Toronto has adopted a municipal ‘business unit’ governance model following public rejection of a P3 proposal. Renewals of aging infrastructure have been slowed by budget constraints. To reduce operating costs and to stave off major infrastructural investments, Toronto has engaged in programs including the ‘Toronto Healthy House’ demonstration project, a fixture replacement program, and metering and leak detection programs (Waller, 1998). In addition, the province of Ontario has implemented major building code changes (the only province to do so) that require all new buildings to be fitted with water-saving plumbing (Mass, 2003).
The Regional Municipality of Waterloo is comprised of the cities of Waterloo, Kitchener, Cambridge and the townships of North Dumfries, Wilmot, Wellesley and Woolwich. Eighty-eight per cent of the region’s population resides in Kitchener-Waterloo. The water services are operated by the regional Transportation and Environmental Services Department that is overseen by a regional Planning and Works Committee. The Water Services Group operates the water infrastructure and produces the water, which it sells to each of the municipalities in the region who then distribute it to their residents setting their own prices. Waterloo’s water supply comes from groundwater. Its resources are therefore more limited, which has instigated the development of an extensive water efficiency program. In fact, Waterloo has won awards for its source protection (American Water Works Association), water efficiency programs (Ontario Water Works Association) and its water quality (Federation of Canadian Municipalities).
The Regional Municipality of York is comprised of the cities of Vaughan, Aurora, Markham, New Market, Richmond Hill, Georgina, the towns of East Gwillimbury and Witchurch Stouffville and the township of King.
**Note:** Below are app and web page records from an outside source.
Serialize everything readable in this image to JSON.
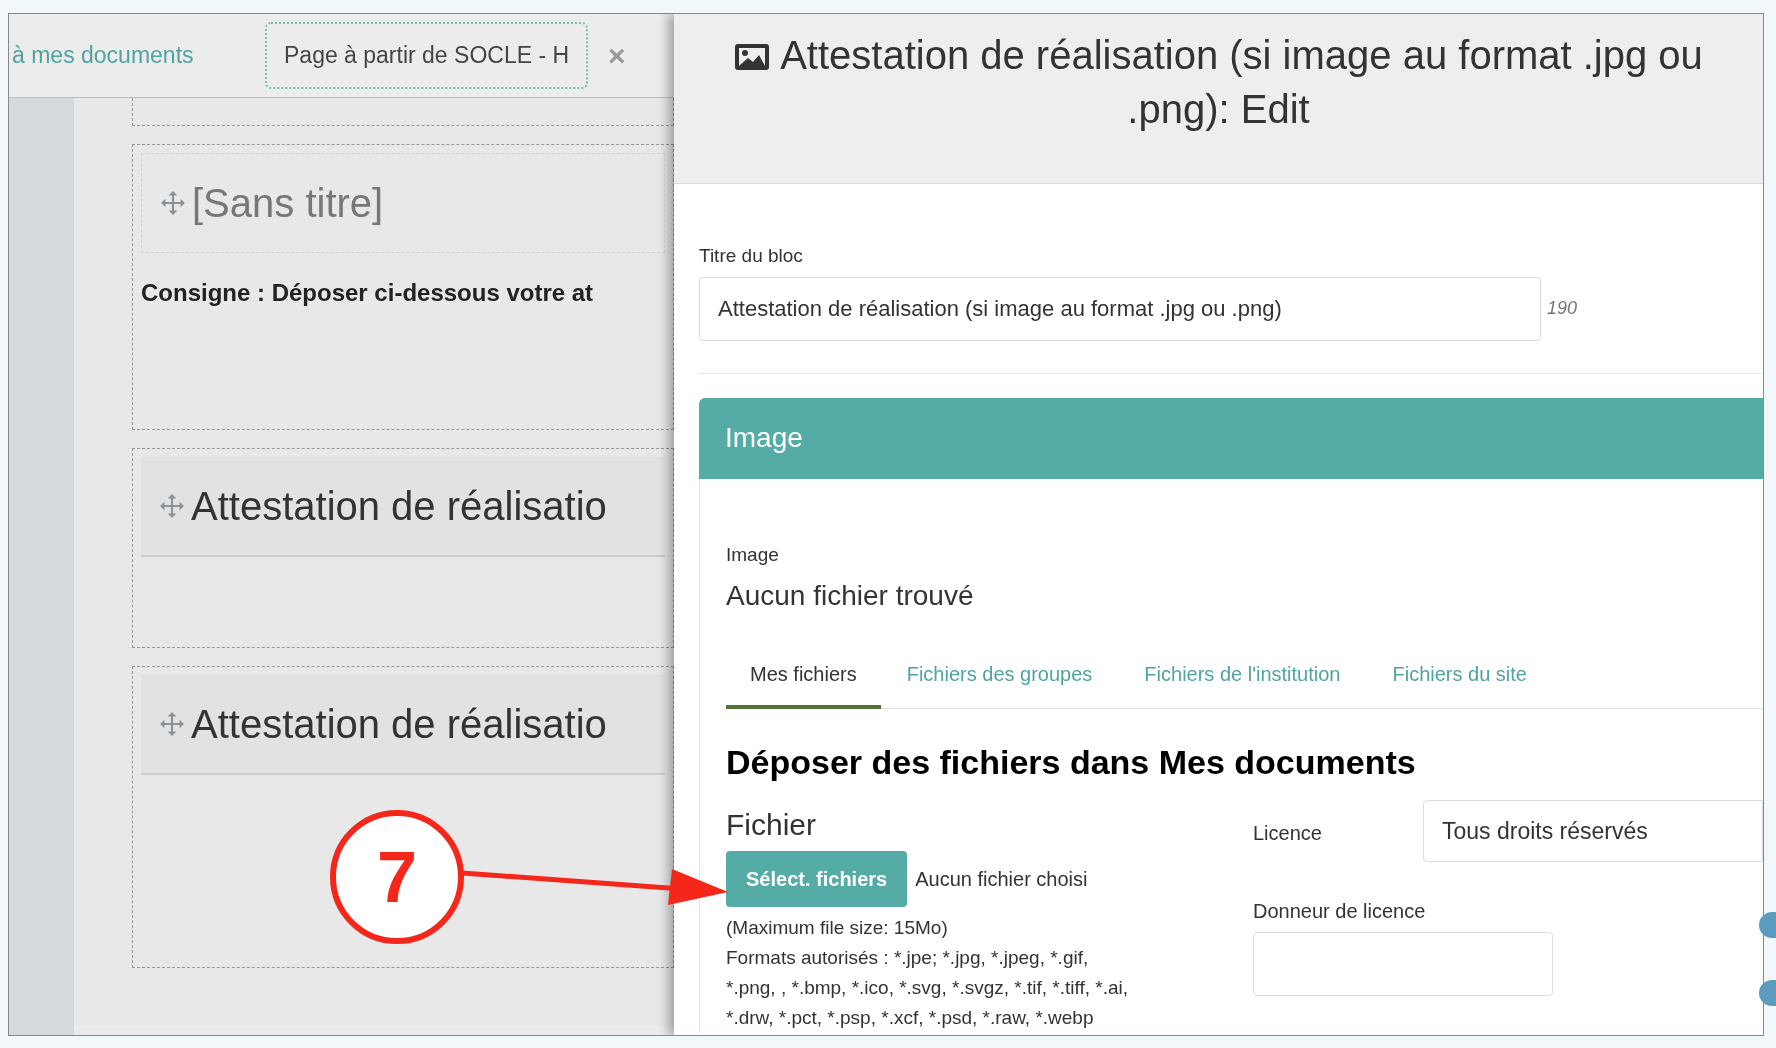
{
  "top_bar": {
    "back_link": "à mes documents",
    "page_tab": "Page à partir de SOCLE - H",
    "close": "×"
  },
  "blocks": [
    {
      "title": "[Sans titre]",
      "untitled": true,
      "instruction": "Consigne : Déposer ci-dessous votre at"
    },
    {
      "title": "Attestation de réalisatio",
      "untitled": false
    },
    {
      "title": "Attestation de réalisatio",
      "untitled": false
    }
  ],
  "modal": {
    "title": "Attestation de réalisation (si image au format .jpg ou .png): Edit",
    "block_title_label": "Titre du bloc",
    "block_title_value": "Attestation de réalisation (si image au format .jpg ou .png)",
    "char_count": "190",
    "section": "Image",
    "image_label": "Image",
    "image_status": "Aucun fichier trouvé",
    "tabs": [
      {
        "label": "Mes fichiers",
        "selected": true
      },
      {
        "label": "Fichiers des groupes",
        "selected": false
      },
      {
        "label": "Fichiers de l'institution",
        "selected": false
      },
      {
        "label": "Fichiers du site",
        "selected": false
      }
    ],
    "upload_heading": "Déposer des fichiers dans Mes documents",
    "file_label": "Fichier",
    "select_button": "Sélect. fichiers",
    "no_file": "Aucun fichier choisi",
    "max_size": "(Maximum file size: 15Mo)",
    "formats": [
      "Formats autorisés : *.jpe; *.jpg, *.jpeg, *.gif,",
      "*.png, , *.bmp, *.ico, *.svg, *.svgz, *.tif, *.tiff, *.ai,",
      "*.drw, *.pct, *.psp, *.xcf, *.psd, *.raw, *.webp"
    ],
    "licence_label": "Licence",
    "licence_value": "Tous droits réservés",
    "licensor_label": "Donneur de licence"
  },
  "annotation": {
    "label": "7"
  }
}
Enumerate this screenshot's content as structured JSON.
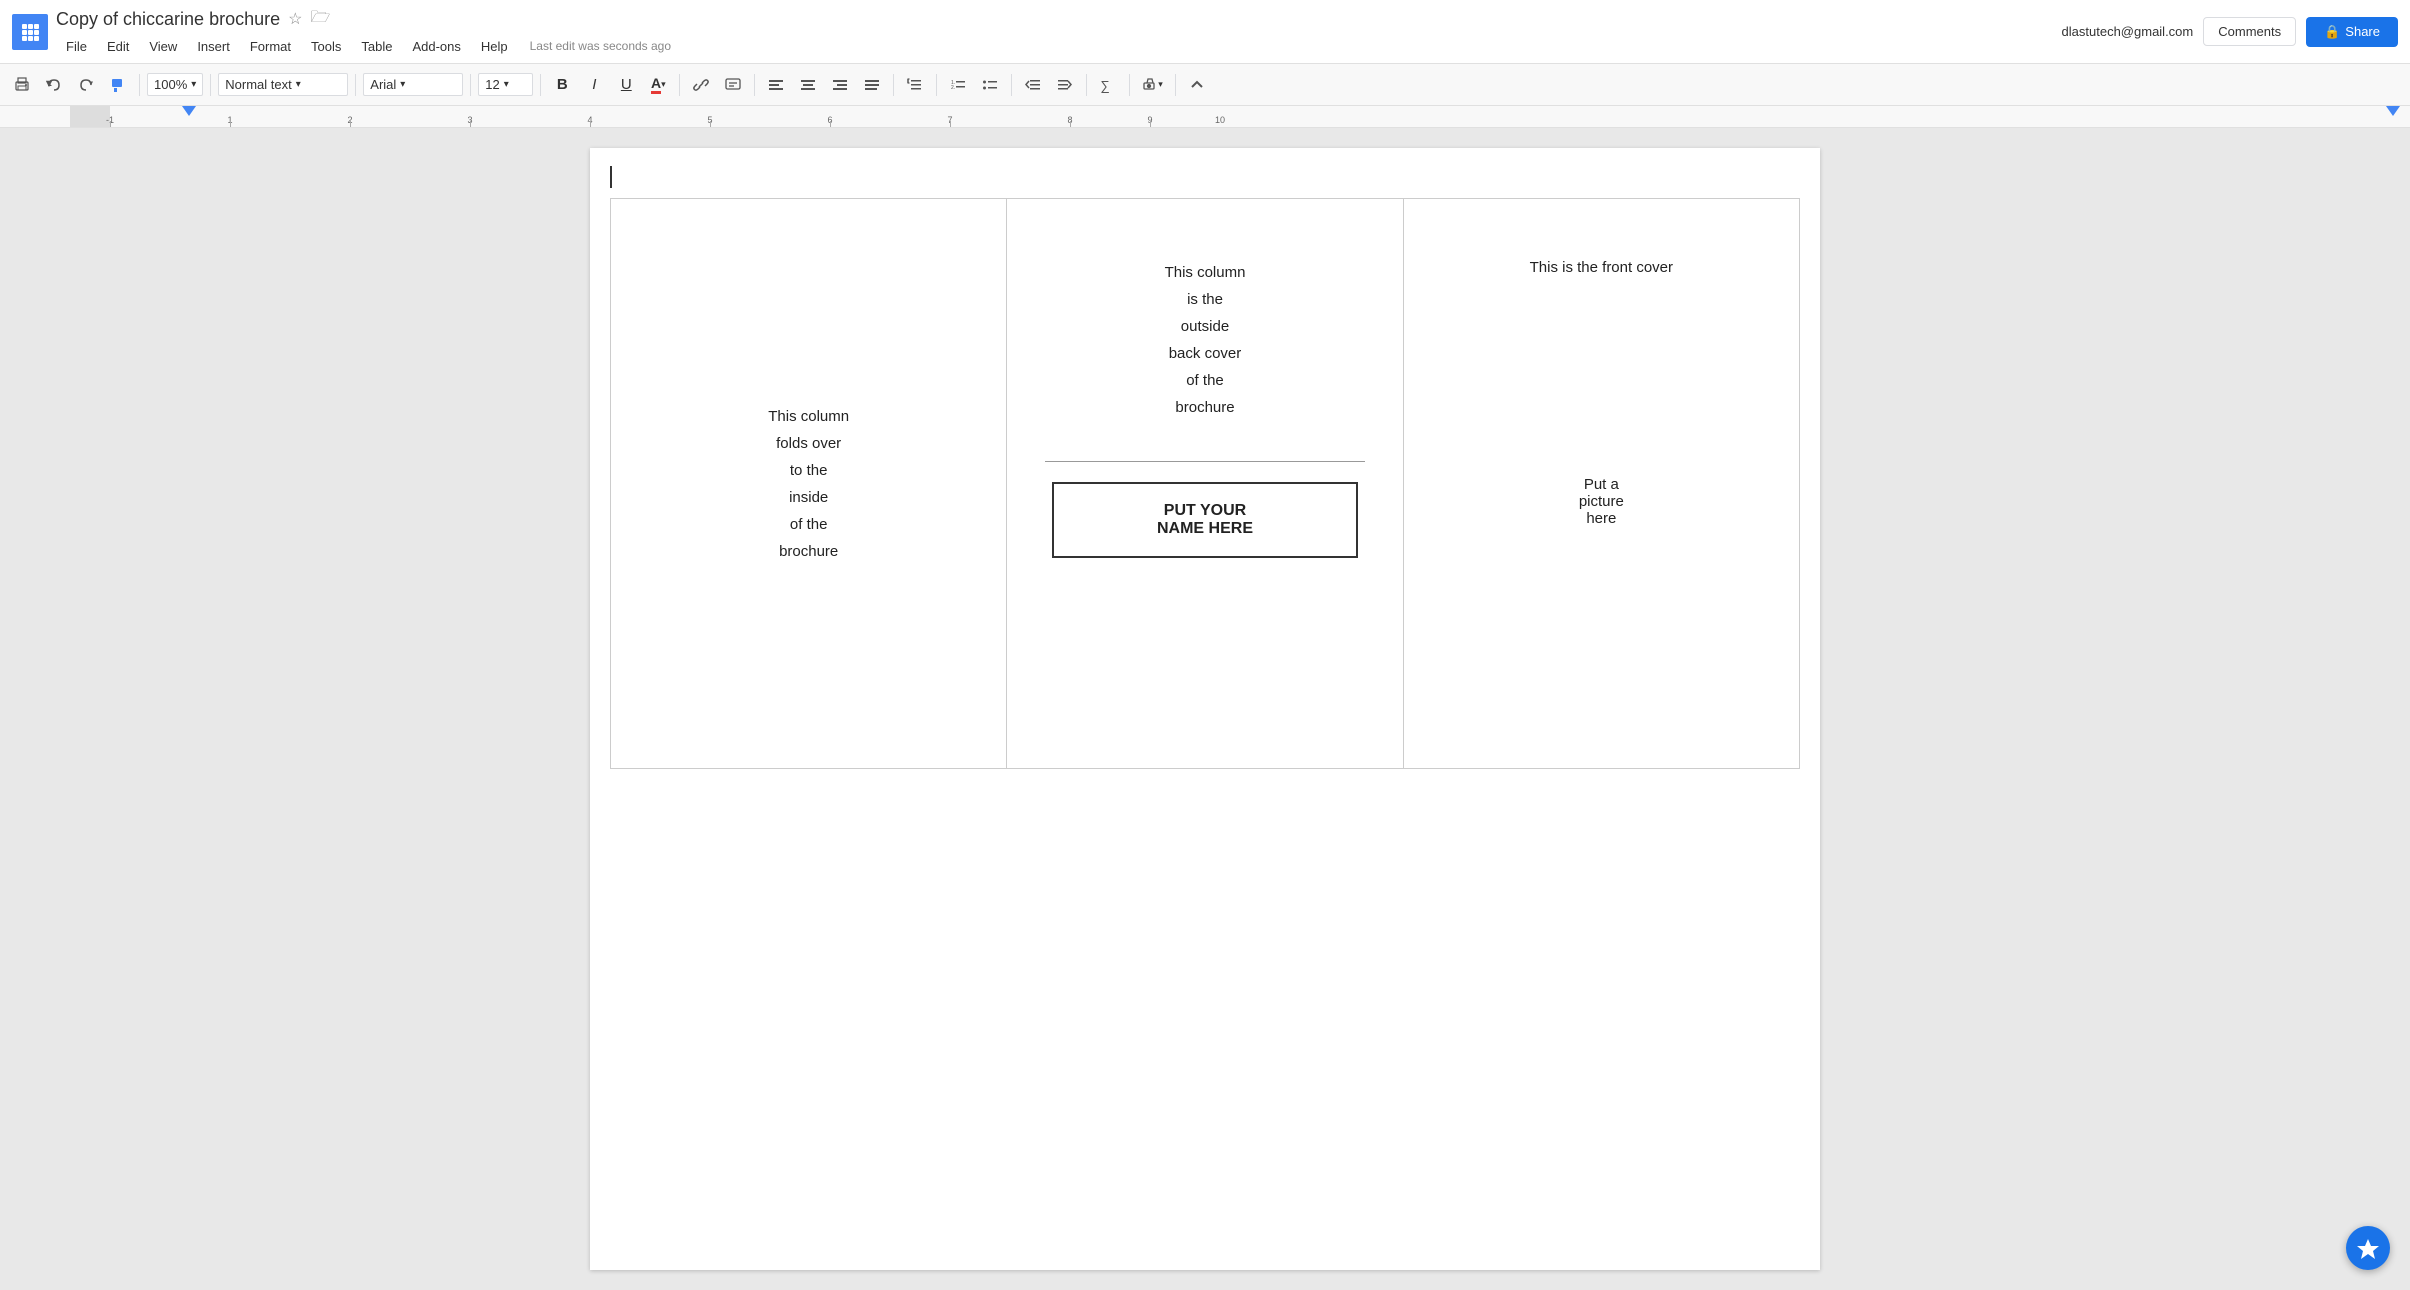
{
  "app": {
    "brand_color": "#4285f4",
    "title": "Copy of chiccarine brochure"
  },
  "topbar": {
    "title": "Copy of chiccarine brochure",
    "star_icon": "☆",
    "folder_icon": "🗁",
    "last_edit": "Last edit was seconds ago",
    "user_email": "dlastutech@gmail.com",
    "comments_label": "Comments",
    "share_label": "Share",
    "share_icon": "🔒"
  },
  "menu": {
    "items": [
      "File",
      "Edit",
      "View",
      "Insert",
      "Format",
      "Tools",
      "Table",
      "Add-ons",
      "Help"
    ]
  },
  "toolbar": {
    "print_icon": "🖨",
    "undo_icon": "↩",
    "redo_icon": "↪",
    "paint_icon": "🖌",
    "zoom_value": "100%",
    "zoom_dropdown": "▾",
    "style_label": "Normal text",
    "style_dropdown": "▾",
    "font_label": "Arial",
    "font_dropdown": "▾",
    "size_label": "12",
    "size_dropdown": "▾",
    "bold_icon": "B",
    "italic_icon": "I",
    "underline_icon": "U",
    "text_color_icon": "A",
    "link_icon": "🔗",
    "comment_icon": "💬",
    "align_left": "≡",
    "align_center": "≡",
    "align_right": "≡",
    "align_justify": "≡",
    "line_spacing_icon": "≡",
    "numbered_list_icon": "≡",
    "bullet_list_icon": "≡",
    "indent_less_icon": "←",
    "indent_more_icon": "→",
    "formula_icon": "∑",
    "pen_icon": "✏",
    "collapse_icon": "⌃"
  },
  "ruler": {
    "marks": [
      "-1",
      "1",
      "2",
      "3",
      "4",
      "5",
      "6",
      "7",
      "8",
      "9",
      "10"
    ]
  },
  "document": {
    "col1": {
      "text": "This column\nfolds over\nto the\ninside\nof the\nbrochure"
    },
    "col2": {
      "main_text": "This column\nis the\noutside\nback cover\nof the\nbrochure",
      "name_box_line1": "PUT YOUR",
      "name_box_line2": "NAME HERE"
    },
    "col3": {
      "title": "This is the front cover",
      "picture_text": "Put a\npicture\nhere"
    }
  }
}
Sixty-eight per cent of the region’s population resides in Vaughan, Markham and Richmond Hill. The regional is land-locked and has several water sources including ground water and Lake Simcoe. The majority of the water supply however is Lake Ontario water purchased from Toronto Water. York has also recently begun a project to purchase water from the Regional Municipality of Peel as well. Due to its dependence on external sources and rapid population growth, water demand is a concern (Bakker, 2003a: 25). York has extensive water efficiency measures through its program “Water For Tomorrow”. It also investigated restructuring options in the looking at both a PPP and direct municipal management through a municipal utility, opting for the latter (Cameron, 2002; Bakker, 2003a).